EXERCISE OBJECTIVE -
In the records below, some lines contain the word "Pedidos". Copy each of them.

DATASET EXTRACT -
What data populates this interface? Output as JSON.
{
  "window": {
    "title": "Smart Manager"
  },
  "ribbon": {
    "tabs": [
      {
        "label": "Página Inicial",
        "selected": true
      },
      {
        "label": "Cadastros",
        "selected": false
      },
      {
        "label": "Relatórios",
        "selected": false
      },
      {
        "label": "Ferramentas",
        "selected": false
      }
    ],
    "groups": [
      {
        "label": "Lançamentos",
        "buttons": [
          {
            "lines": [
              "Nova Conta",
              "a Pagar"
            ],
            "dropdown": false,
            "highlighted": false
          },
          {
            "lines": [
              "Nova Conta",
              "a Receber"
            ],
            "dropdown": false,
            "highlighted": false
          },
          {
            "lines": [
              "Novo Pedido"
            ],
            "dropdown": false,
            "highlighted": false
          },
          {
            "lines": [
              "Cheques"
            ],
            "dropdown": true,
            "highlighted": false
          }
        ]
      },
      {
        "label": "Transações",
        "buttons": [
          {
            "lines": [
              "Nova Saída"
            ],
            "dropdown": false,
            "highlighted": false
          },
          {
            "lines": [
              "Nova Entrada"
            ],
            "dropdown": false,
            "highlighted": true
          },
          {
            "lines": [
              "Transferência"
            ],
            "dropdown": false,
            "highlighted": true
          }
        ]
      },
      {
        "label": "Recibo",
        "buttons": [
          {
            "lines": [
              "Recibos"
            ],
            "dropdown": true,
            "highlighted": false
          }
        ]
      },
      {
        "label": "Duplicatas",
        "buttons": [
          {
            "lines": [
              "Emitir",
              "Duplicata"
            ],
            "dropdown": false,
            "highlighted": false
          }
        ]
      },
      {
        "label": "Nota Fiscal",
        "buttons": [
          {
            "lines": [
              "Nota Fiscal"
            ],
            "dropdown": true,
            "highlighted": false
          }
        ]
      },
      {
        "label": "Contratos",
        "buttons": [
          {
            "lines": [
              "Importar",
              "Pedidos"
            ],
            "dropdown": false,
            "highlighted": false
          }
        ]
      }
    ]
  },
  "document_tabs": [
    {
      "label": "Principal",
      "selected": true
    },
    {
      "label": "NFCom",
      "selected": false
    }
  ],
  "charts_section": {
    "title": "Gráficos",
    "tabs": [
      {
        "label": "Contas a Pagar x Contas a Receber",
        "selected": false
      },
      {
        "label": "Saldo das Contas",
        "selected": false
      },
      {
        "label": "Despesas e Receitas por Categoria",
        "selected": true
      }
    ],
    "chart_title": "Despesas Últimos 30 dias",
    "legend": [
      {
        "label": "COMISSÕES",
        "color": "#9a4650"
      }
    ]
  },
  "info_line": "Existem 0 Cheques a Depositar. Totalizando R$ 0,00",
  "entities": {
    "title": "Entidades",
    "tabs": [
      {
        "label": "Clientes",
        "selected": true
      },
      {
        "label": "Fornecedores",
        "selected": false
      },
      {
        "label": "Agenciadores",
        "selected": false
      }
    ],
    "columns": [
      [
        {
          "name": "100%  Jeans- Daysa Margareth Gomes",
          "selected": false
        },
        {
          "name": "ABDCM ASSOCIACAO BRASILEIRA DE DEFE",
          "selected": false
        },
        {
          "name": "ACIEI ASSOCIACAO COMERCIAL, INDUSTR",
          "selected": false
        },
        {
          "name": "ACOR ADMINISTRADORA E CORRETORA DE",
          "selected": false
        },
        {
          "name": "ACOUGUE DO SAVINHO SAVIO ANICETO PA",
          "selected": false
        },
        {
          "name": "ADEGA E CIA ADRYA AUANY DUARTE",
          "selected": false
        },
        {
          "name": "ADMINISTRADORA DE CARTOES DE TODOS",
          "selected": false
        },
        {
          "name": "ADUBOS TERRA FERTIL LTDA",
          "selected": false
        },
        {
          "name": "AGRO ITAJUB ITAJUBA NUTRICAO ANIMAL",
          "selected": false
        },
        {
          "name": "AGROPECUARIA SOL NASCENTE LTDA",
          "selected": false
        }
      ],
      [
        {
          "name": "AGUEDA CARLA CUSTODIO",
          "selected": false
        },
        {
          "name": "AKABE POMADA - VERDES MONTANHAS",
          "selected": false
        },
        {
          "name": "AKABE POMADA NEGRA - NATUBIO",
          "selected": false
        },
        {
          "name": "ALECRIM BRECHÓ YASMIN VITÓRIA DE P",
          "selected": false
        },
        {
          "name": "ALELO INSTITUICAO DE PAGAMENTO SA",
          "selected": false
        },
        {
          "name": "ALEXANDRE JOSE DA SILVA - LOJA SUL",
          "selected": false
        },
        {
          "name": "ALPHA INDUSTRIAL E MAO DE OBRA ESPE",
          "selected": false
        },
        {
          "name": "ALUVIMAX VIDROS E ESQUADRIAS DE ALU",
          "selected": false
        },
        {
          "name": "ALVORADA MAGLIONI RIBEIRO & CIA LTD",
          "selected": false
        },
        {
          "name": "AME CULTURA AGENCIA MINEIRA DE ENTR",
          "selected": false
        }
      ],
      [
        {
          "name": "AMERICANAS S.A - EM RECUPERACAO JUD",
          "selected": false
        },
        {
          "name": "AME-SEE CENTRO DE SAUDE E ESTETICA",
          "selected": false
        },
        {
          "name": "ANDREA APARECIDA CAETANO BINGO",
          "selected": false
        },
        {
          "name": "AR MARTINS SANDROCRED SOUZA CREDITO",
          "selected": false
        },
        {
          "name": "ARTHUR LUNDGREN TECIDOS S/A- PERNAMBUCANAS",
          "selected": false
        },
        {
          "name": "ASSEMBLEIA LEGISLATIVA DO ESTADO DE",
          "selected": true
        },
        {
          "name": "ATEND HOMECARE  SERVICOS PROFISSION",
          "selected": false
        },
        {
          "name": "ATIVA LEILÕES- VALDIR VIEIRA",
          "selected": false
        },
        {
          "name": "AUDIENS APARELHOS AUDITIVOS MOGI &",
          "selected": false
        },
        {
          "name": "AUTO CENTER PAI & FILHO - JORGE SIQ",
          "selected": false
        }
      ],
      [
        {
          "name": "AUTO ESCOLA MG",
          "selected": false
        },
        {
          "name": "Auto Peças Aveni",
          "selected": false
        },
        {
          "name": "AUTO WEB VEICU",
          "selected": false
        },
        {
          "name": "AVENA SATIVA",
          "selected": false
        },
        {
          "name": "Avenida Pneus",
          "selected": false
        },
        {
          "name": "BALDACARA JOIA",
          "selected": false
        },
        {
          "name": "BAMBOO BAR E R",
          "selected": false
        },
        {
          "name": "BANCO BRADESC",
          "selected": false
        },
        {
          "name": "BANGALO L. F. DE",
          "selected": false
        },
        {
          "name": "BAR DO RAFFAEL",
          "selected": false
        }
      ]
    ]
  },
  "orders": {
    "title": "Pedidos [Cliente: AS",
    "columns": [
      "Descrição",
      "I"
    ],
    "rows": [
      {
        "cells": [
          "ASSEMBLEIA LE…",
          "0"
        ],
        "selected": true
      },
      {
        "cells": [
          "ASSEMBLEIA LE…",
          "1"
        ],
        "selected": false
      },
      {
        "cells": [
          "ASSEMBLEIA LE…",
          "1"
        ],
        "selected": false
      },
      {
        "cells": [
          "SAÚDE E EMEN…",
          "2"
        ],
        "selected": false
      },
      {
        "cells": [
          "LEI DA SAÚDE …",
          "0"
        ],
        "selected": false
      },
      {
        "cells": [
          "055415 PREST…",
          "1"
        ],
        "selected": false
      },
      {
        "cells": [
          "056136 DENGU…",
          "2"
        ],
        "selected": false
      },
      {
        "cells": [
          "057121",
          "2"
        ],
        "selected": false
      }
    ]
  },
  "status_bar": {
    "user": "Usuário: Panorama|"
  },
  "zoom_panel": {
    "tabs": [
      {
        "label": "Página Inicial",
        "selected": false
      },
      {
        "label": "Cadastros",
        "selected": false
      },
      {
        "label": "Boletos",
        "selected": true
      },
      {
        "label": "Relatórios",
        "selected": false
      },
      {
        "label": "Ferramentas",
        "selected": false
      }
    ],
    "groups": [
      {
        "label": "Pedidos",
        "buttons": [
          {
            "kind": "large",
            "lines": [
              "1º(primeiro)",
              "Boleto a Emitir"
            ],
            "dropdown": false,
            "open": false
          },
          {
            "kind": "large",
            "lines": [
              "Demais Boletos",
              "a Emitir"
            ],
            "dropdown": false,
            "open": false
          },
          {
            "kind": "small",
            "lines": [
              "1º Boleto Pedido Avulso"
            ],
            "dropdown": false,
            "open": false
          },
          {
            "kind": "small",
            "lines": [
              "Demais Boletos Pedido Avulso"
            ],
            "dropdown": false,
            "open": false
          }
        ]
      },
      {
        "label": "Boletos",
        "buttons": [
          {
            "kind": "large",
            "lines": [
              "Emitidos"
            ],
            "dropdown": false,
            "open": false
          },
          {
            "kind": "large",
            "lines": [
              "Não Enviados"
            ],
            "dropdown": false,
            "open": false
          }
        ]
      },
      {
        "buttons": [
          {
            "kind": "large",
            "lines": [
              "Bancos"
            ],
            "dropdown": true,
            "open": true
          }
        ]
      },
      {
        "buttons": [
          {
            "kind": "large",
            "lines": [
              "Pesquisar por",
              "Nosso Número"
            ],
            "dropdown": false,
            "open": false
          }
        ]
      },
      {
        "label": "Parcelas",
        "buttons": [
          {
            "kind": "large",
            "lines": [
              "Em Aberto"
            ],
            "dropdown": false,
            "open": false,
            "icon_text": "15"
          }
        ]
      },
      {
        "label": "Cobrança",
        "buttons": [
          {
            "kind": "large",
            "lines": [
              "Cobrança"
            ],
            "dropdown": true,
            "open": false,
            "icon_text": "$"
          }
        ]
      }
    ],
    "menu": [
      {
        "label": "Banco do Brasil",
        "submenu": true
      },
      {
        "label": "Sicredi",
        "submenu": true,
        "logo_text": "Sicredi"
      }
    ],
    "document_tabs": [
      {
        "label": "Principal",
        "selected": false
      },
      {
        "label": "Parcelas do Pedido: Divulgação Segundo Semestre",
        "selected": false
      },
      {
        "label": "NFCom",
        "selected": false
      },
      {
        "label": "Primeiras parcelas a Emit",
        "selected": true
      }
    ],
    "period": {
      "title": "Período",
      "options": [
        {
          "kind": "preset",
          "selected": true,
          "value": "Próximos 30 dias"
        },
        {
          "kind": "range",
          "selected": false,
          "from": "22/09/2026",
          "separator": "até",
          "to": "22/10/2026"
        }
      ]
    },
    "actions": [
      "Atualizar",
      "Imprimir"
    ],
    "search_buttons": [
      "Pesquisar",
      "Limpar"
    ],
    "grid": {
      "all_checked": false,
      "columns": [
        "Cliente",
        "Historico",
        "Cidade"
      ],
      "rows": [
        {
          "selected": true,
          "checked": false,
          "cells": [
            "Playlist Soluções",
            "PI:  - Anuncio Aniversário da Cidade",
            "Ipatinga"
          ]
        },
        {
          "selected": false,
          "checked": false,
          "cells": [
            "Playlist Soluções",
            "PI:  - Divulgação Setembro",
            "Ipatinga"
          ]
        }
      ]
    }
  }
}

SOLUTION TO THIS EXERCISE -
              "Pedidos"
    "title": "Pedidos [Cliente: AS",
        "label": "Pedidos",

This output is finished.